ANN ARBOR — The sponginess of the environment where human embryonic stem cells are growing affects the type of specialized cells they eventually become, a University of Michigan study shows.
The researchers coaxed human embryonic stem cells to turn into working spinal cord cells more efficiently by growing the cells on a soft, utrafine carpet made of a key ingredient in Silly Putty. Their study is published online at Nature Materials on April 13.
This research is the first to directly link physical, as opposed to chemical, signals to human embryonic stem cell differentiation. Differentiation is the process of the source cells morphing into the body’s more than 200 cell types that become muscle, bone, nerves and organs, for example.
Jianping Fu, U-M assistant professor of mechanical engineering, says the findings raise the possibility of a more efficient way to guide stem cells to differentiate and potentially provide therapies for diseases such as amyotrophic lateral sclerosis (Lou Gehrig’s disease), Huntington’s or Alzheimer’s.
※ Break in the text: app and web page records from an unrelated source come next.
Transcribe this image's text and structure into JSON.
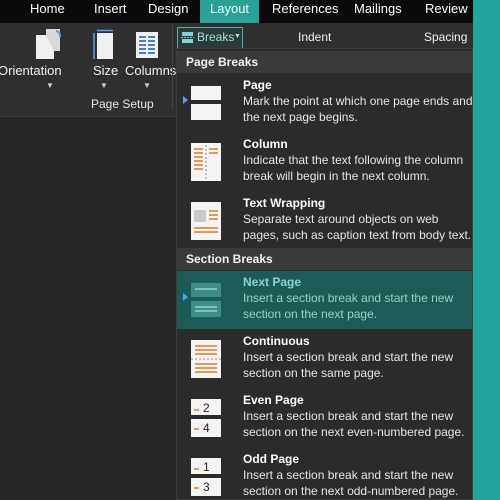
{
  "tabs": [
    "Home",
    "Insert",
    "Design",
    "Layout",
    "References",
    "Mailings",
    "Review"
  ],
  "ribbon": {
    "orientation_label": "Orientation",
    "size_label": "Size",
    "columns_label": "Columns",
    "group_label": "Page Setup",
    "breaks_label": "Breaks",
    "indent_label": "Indent",
    "spacing_label": "Spacing"
  },
  "menu": {
    "page_breaks_header": "Page Breaks",
    "section_breaks_header": "Section Breaks",
    "items": [
      {
        "title": "Page",
        "desc": "Mark the point at which one page ends and the next page begins.",
        "icon": "page-break-icon"
      },
      {
        "title": "Column",
        "desc": "Indicate that the text following the column break will begin in the next column.",
        "icon": "column-break-icon"
      },
      {
        "title": "Text Wrapping",
        "desc": "Separate text around objects on web pages, such as caption text from body text.",
        "icon": "text-wrapping-break-icon"
      },
      {
        "title": "Next Page",
        "desc": "Insert a section break and start the new section on the next page.",
        "icon": "next-page-break-icon"
      },
      {
        "title": "Continuous",
        "desc": "Insert a section break and start the new section on the same page.",
        "icon": "continuous-break-icon"
      },
      {
        "title": "Even Page",
        "desc": "Insert a section break and start the new section on the next even-numbered page.",
        "icon": "even-page-break-icon",
        "numbers": [
          "2",
          "4"
        ]
      },
      {
        "title": "Odd Page",
        "desc": "Insert a section break and start the new section on the next odd-numbered page.",
        "icon": "odd-page-break-icon",
        "numbers": [
          "1",
          "3"
        ]
      }
    ]
  },
  "colors": {
    "accent": "#2aa096",
    "highlight": "#1b5c56",
    "background": "#1fa599",
    "orange": "#e07b24"
  }
}
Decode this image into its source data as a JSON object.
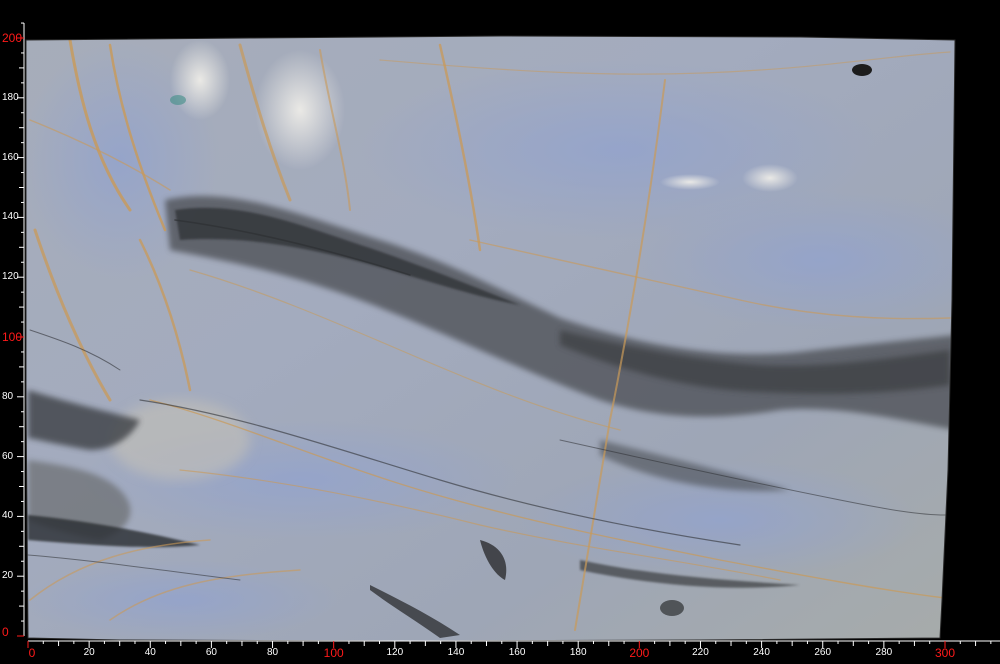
{
  "scale": {
    "x_ticks": [
      "0",
      "20",
      "40",
      "60",
      "80",
      "100",
      "120",
      "140",
      "160",
      "180",
      "200",
      "220",
      "240",
      "260",
      "280",
      "300"
    ],
    "y_ticks": [
      "0",
      "20",
      "40",
      "60",
      "80",
      "100",
      "120",
      "140",
      "160",
      "180",
      "200"
    ],
    "x_highlight_ticks": [
      "0",
      "100",
      "200",
      "300"
    ],
    "y_highlight_ticks": [
      "0",
      "100",
      "200"
    ],
    "x_max": 320,
    "y_max": 205
  },
  "colors": {
    "background": "#000000",
    "ruler": "#ffffff",
    "ruler_highlight": "#ff1a1a",
    "slab_base": "#a8aebb",
    "slab_blue": "#98a6c6",
    "slab_dark": "#4a4d52",
    "vein_gold": "#c89a58",
    "vein_dark": "#2e3033",
    "highlight": "#e8e6e0"
  }
}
In the specially engineered growth system—the ‘carpets’ Fu and his colleagues designed—microscopic posts of the Silly Putty component polydimethylsiloxane serve as the threads. By varying the post height, the researchers can adjust the stiffness of the surface they grow cells on. Shorter posts are more rigid—like an industrial carpet. Taller ones are softer—more plush.
The team found that stem cells they grew on the tall, softer micropost carpets turned into nerve cells much faster and more often than those they grew on the stiffer surfaces. After 23 days, the colonies of spinal cord cells—motor neurons that control how muscles move—that grew on the softer micropost carpets were four times more pure and 10 times larger than those growing on either traditional plates or rigid carpets.
“This is extremely exciting,” Fu said. “To realize promising clinical applications of human embryonic stem cells, we need a better culture system that can reliably produce more target cells that function well. Our approach is a big step in that direction, by using synthetic microengineered surfaces to control mechanical environmental signals.”
Fu is collaborating with doctors at the U-M Medical School. Eva Feldman, the Russell N. DeJong Professor of Neurology, studies amyotrophic lateral sclerosis, or ALS. It paralyzes patients as it kills motor neurons in the brain and spinal cord.
Researchers like Feldman believe stem cell therapies—both from embryonic and adult varieties—might help patients grow new nerve cells. She’s using Fu’s technique to try to make fresh neurons from patients’ own cells. At this point, they’re examining how and whether the process could work, and they hope to try it in humans in the future.
“Professor Fu and colleagues have developed an innovative method of generating high-yield and high-purity motor neurons from stem cells,” Feldman said. “For ALS, discoveries like this provide tools for modeling disease in the laboratory and for developing cell-replacement therapies.”
Fu’s findings go deeper than cell counts. The researchers verified that the new motor neurons they obtained on soft micropost carpets showed electrical behaviors comparable to those of neurons in the human body. They also identified a signaling pathway involved in regulating the mechanically sensitive behaviors. A signaling pathway is a route through which proteins ferry chemical messages from the cell’s borders to deep inside it. The pathway they zeroed in on, called Hippo/YAP, is also involved in controlling organ size and both causing and preventing tumor growth.
Fu says his findings could also provide insights into how embryonic stem cells differentiate in the body.
“Our work suggests that physical signals in the cell environment are important in neural patterning, a process where nerve cells become specialized for their specific functions based on their physical location in the body,” he said.
The paper is titled “Hippo/YAP-mediated rigidity-dependent motor neuron differentiation of human pluripotent stem cells.” Fu collaborated with researchers at the School of Dentistry and the Department of Molecular, Cellular and Developmental Biology in the U-M College of Literature, Science, and the Arts.
– By Nicole Casal Moore
*Source: University of Michigan